I visited Dry Tortugas National Park in 2013 and 2015 as part of a field class taught by Dr. Stuart Pimm at Duke University. Located 68 miles west of Key West, this 100 square mile national park is mostly open water with several islands near the Caribbean. The park is famous for its history, which is symbolized by the gorgeous Fort Jefferson, and it is treasured because of its amazing biodiversity.
The Dry Tortugas are important breeding grounds for seabirds globally. A total of 299 bird species can be spotted here, including soaring magnificent frigatebirds, loud brown noddies, and an additional six varieties of birds known to breed here. The breeding sites are well protected from tourists. Still, once you are on the islands, you cannot ignore the endless calls and tireless flights of parenting birds as they fly to the sea seeking food.

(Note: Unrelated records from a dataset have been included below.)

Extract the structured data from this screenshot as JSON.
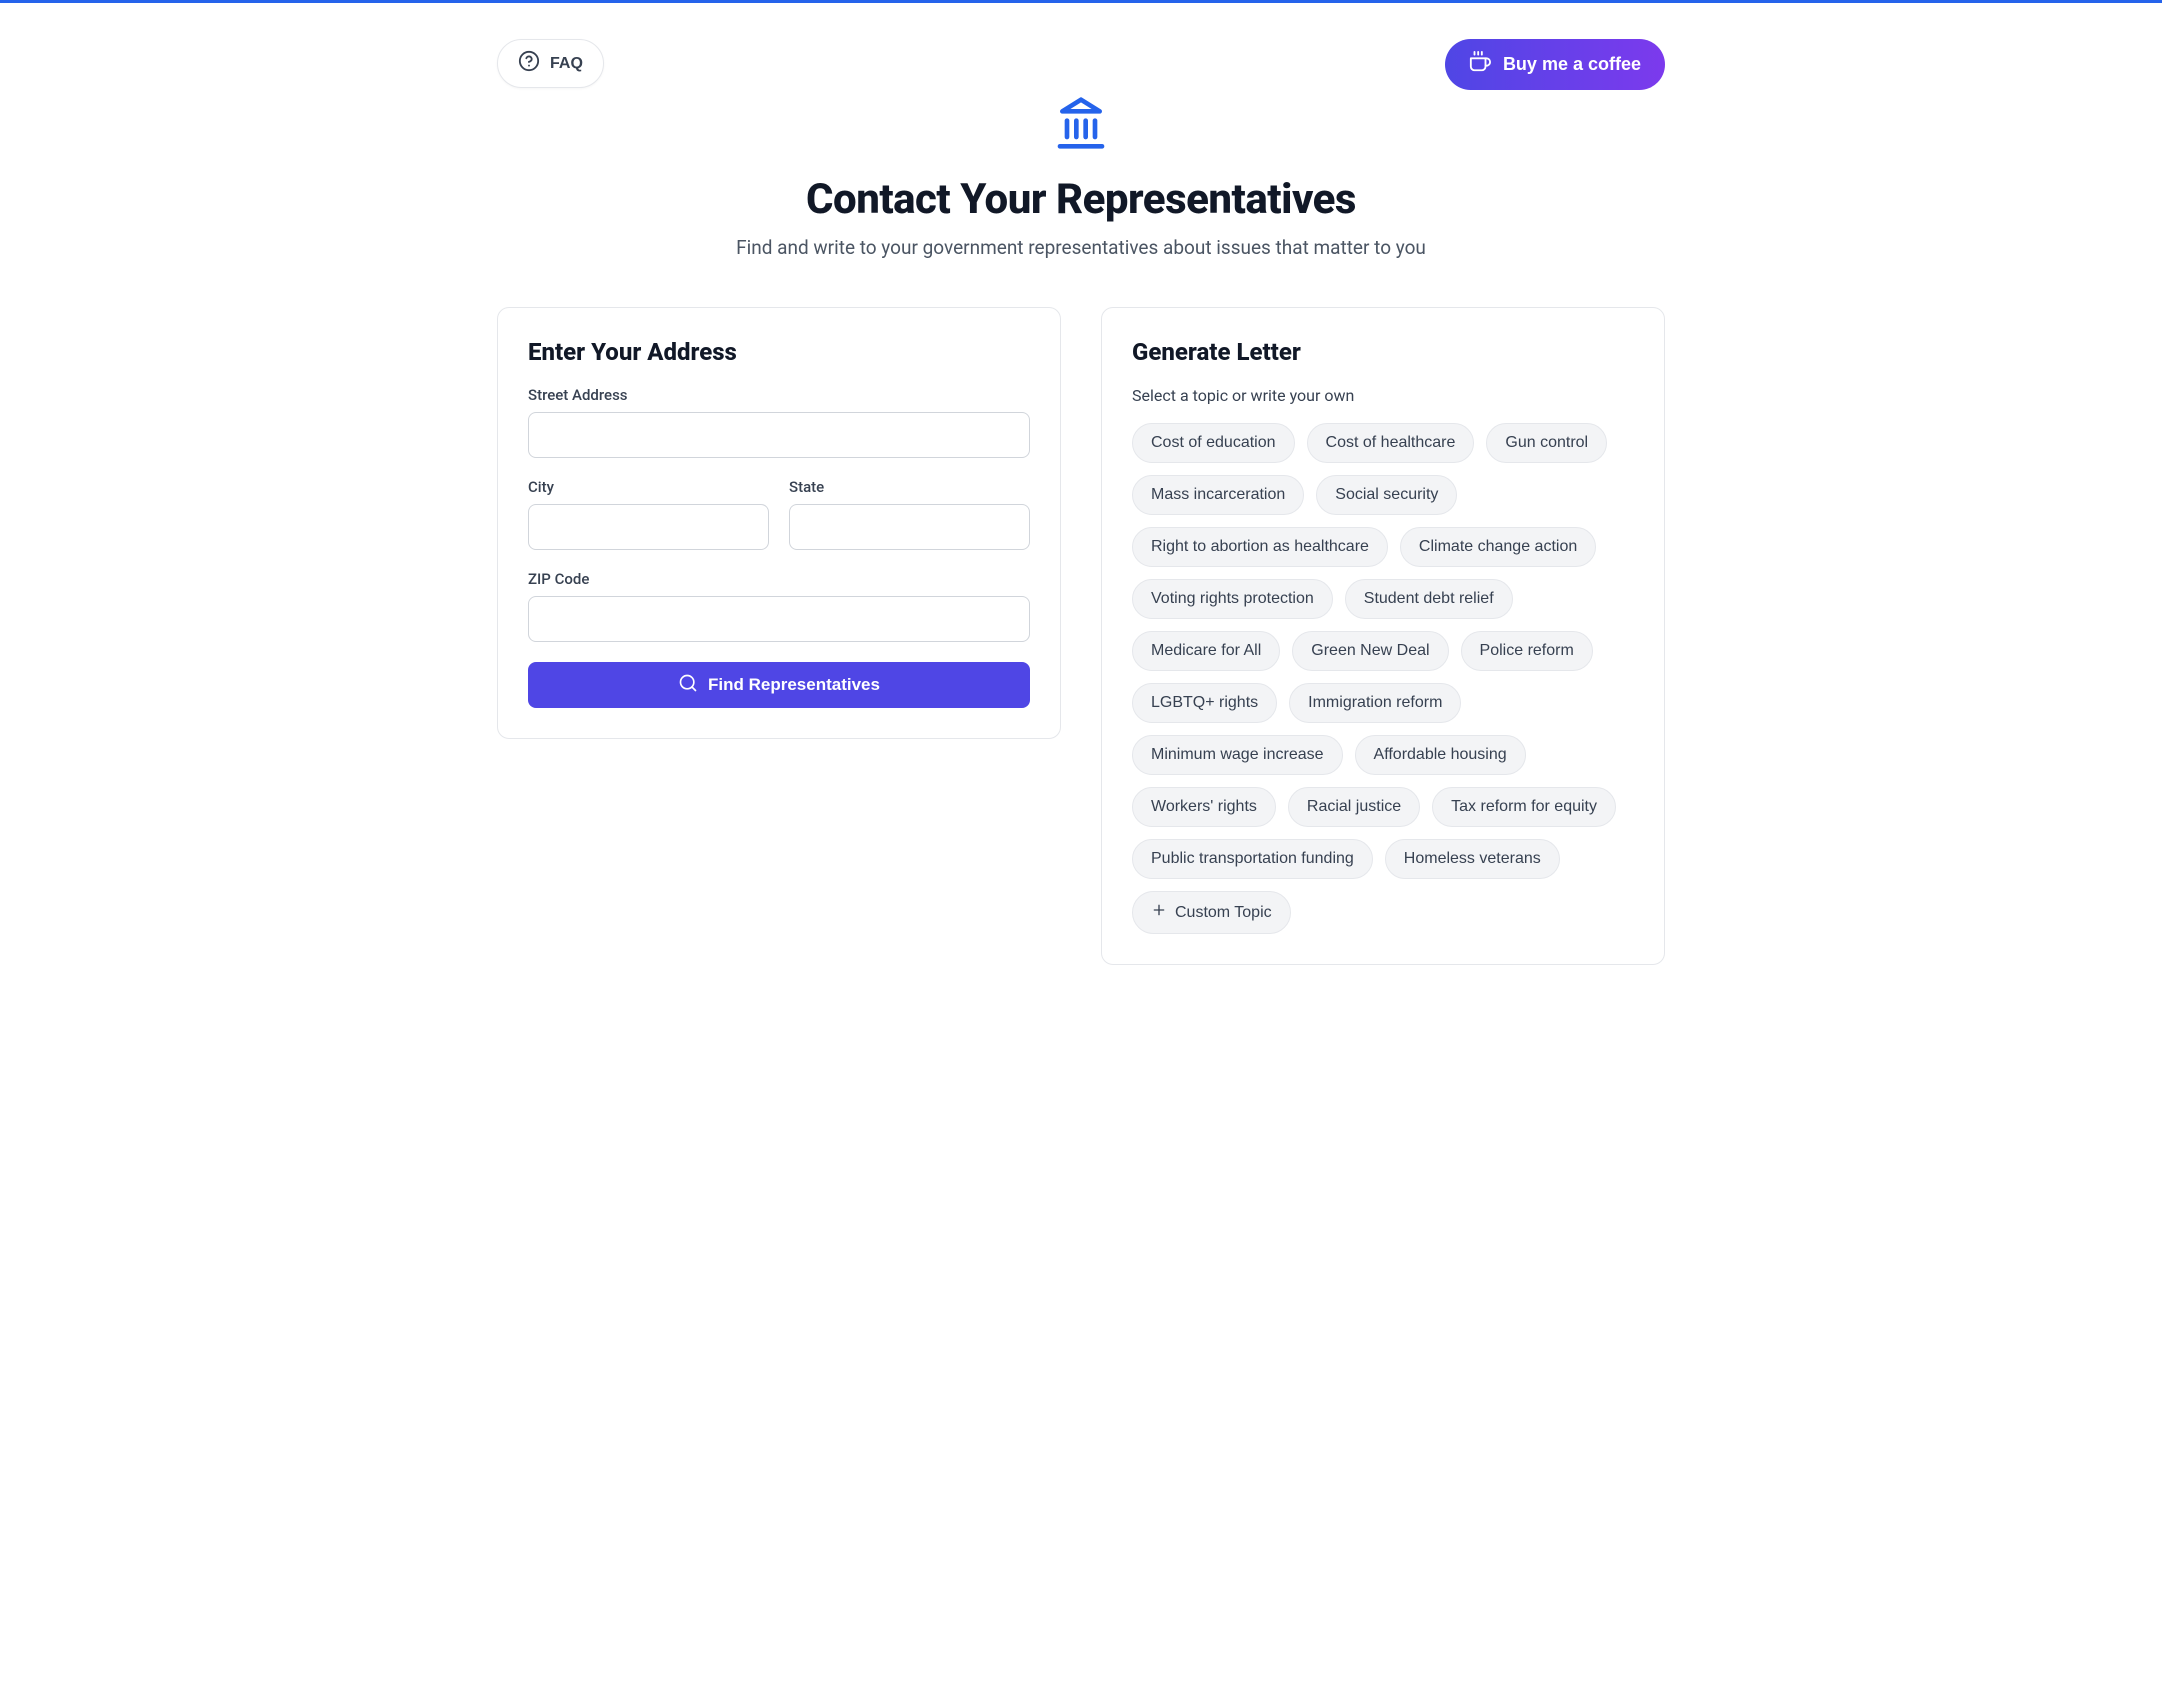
{
  "nav": {
    "faq_label": "FAQ",
    "coffee_label": "Buy me a coffee"
  },
  "header": {
    "title": "Contact Your Representatives",
    "subtitle": "Find and write to your government representatives about issues that matter to you"
  },
  "address_card": {
    "title": "Enter Your Address",
    "fields": {
      "street_label": "Street Address",
      "street_value": "",
      "city_label": "City",
      "city_value": "",
      "state_label": "State",
      "state_value": "",
      "zip_label": "ZIP Code",
      "zip_value": ""
    },
    "find_button_label": "Find Representatives"
  },
  "letter_card": {
    "title": "Generate Letter",
    "subtitle": "Select a topic or write your own",
    "topics": [
      "Cost of education",
      "Cost of healthcare",
      "Gun control",
      "Mass incarceration",
      "Social security",
      "Right to abortion as healthcare",
      "Climate change action",
      "Voting rights protection",
      "Student debt relief",
      "Medicare for All",
      "Green New Deal",
      "Police reform",
      "LGBTQ+ rights",
      "Immigration reform",
      "Minimum wage increase",
      "Affordable housing",
      "Workers' rights",
      "Racial justice",
      "Tax reform for equity",
      "Public transportation funding",
      "Homeless veterans"
    ],
    "custom_topic_label": "Custom Topic"
  }
}
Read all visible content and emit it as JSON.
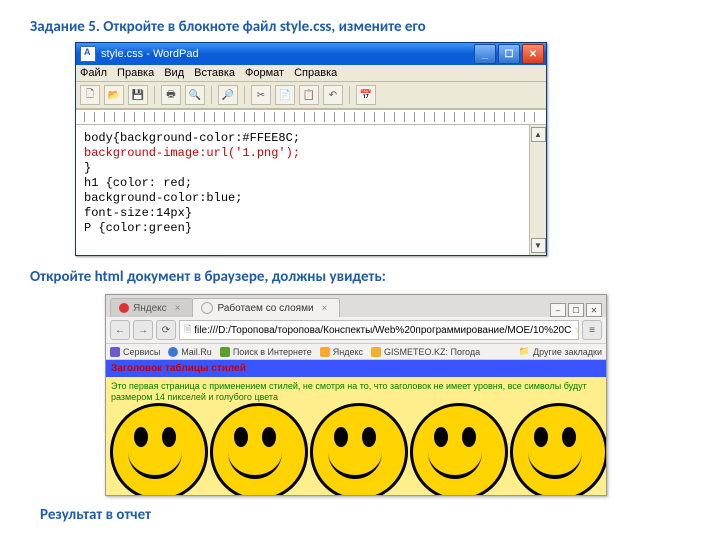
{
  "heading1": "Задание 5. Откройте в блокноте файл style.css, измените его",
  "heading2": "Откройте html документ в браузере, должны увидеть:",
  "heading3": "Результат в отчет",
  "wordpad": {
    "title": "style.css - WordPad",
    "menu": {
      "file": "Файл",
      "edit": "Правка",
      "view": "Вид",
      "insert": "Вставка",
      "format": "Формат",
      "help": "Справка"
    },
    "code": {
      "l1": "body{background-color:#FFEE8C;",
      "l2": "background-image:url('1.png');",
      "l3": "}",
      "l4": "h1 {color: red;",
      "l5": "background-color:blue;",
      "l6": "font-size:14px}",
      "l7": "P {color:green}"
    }
  },
  "browser": {
    "tabs": {
      "t1": "Яндекс",
      "t2": "Работаем со слоями"
    },
    "url": "file:///D:/Торопова/торопова/Конспекты/Web%20программирование/МОЕ/10%20С",
    "bookmarks": {
      "apps": "Сервисы",
      "mail": "Mail.Ru",
      "search": "Поиск в Интернете",
      "yandex": "Яндекс",
      "gis": "GISMETEO.KZ: Погода",
      "other": "Другие закладки"
    },
    "page": {
      "h1": "Заголовок таблицы стилей",
      "p": "Это первая страница с применением стилей, не смотря на то, что заголовок не имеет уровня, все символы будут размером 14 пикселей и голубого цвета"
    }
  }
}
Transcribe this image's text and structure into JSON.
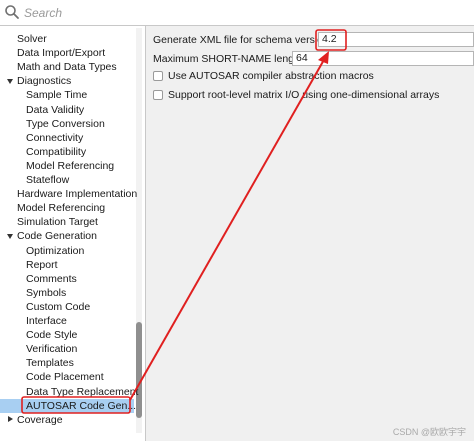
{
  "search": {
    "placeholder": "Search",
    "icon": "search-icon"
  },
  "sidebar": {
    "items": [
      {
        "label": "Solver",
        "level": 0
      },
      {
        "label": "Data Import/Export",
        "level": 0
      },
      {
        "label": "Math and Data Types",
        "level": 0
      },
      {
        "label": "Diagnostics",
        "level": 0,
        "expander": "expanded"
      },
      {
        "label": "Sample Time",
        "level": 1
      },
      {
        "label": "Data Validity",
        "level": 1
      },
      {
        "label": "Type Conversion",
        "level": 1
      },
      {
        "label": "Connectivity",
        "level": 1
      },
      {
        "label": "Compatibility",
        "level": 1
      },
      {
        "label": "Model Referencing",
        "level": 1
      },
      {
        "label": "Stateflow",
        "level": 1
      },
      {
        "label": "Hardware Implementation",
        "level": 0
      },
      {
        "label": "Model Referencing",
        "level": 0
      },
      {
        "label": "Simulation Target",
        "level": 0
      },
      {
        "label": "Code Generation",
        "level": 0,
        "expander": "expanded"
      },
      {
        "label": "Optimization",
        "level": 1
      },
      {
        "label": "Report",
        "level": 1
      },
      {
        "label": "Comments",
        "level": 1
      },
      {
        "label": "Symbols",
        "level": 1
      },
      {
        "label": "Custom Code",
        "level": 1
      },
      {
        "label": "Interface",
        "level": 1
      },
      {
        "label": "Code Style",
        "level": 1
      },
      {
        "label": "Verification",
        "level": 1
      },
      {
        "label": "Templates",
        "level": 1
      },
      {
        "label": "Code Placement",
        "level": 1
      },
      {
        "label": "Data Type Replacement",
        "level": 1
      },
      {
        "label": "AUTOSAR Code Gen...",
        "level": 1,
        "selected": true
      },
      {
        "label": "Coverage",
        "level": 0,
        "expander": "collapsed"
      }
    ]
  },
  "main": {
    "schema_label": "Generate XML file for schema version:",
    "schema_value": "4.2",
    "shortname_label": "Maximum SHORT-NAME length:",
    "shortname_value": "64",
    "checkbox1_label": "Use AUTOSAR compiler abstraction macros",
    "checkbox1_checked": false,
    "checkbox2_label": "Support root-level matrix I/O using one-dimensional arrays",
    "checkbox2_checked": false
  },
  "annotation": {
    "color": "#e02020"
  },
  "watermark": "CSDN @欧欧宇宇"
}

One of the most prolific breeders on the island is the black and white colored sooty tern. Every spring, around 80,000 sooty terns come here to nurture the next generation. Dr. Pimm’s field course is part of a 70-year-old effort to survey sooty terns. In order to track the population dynamics, researchers need to mark and recapture the birds regularly. Each March, a group of students from Duke University join the efforts to survey sooty terns and their habitats.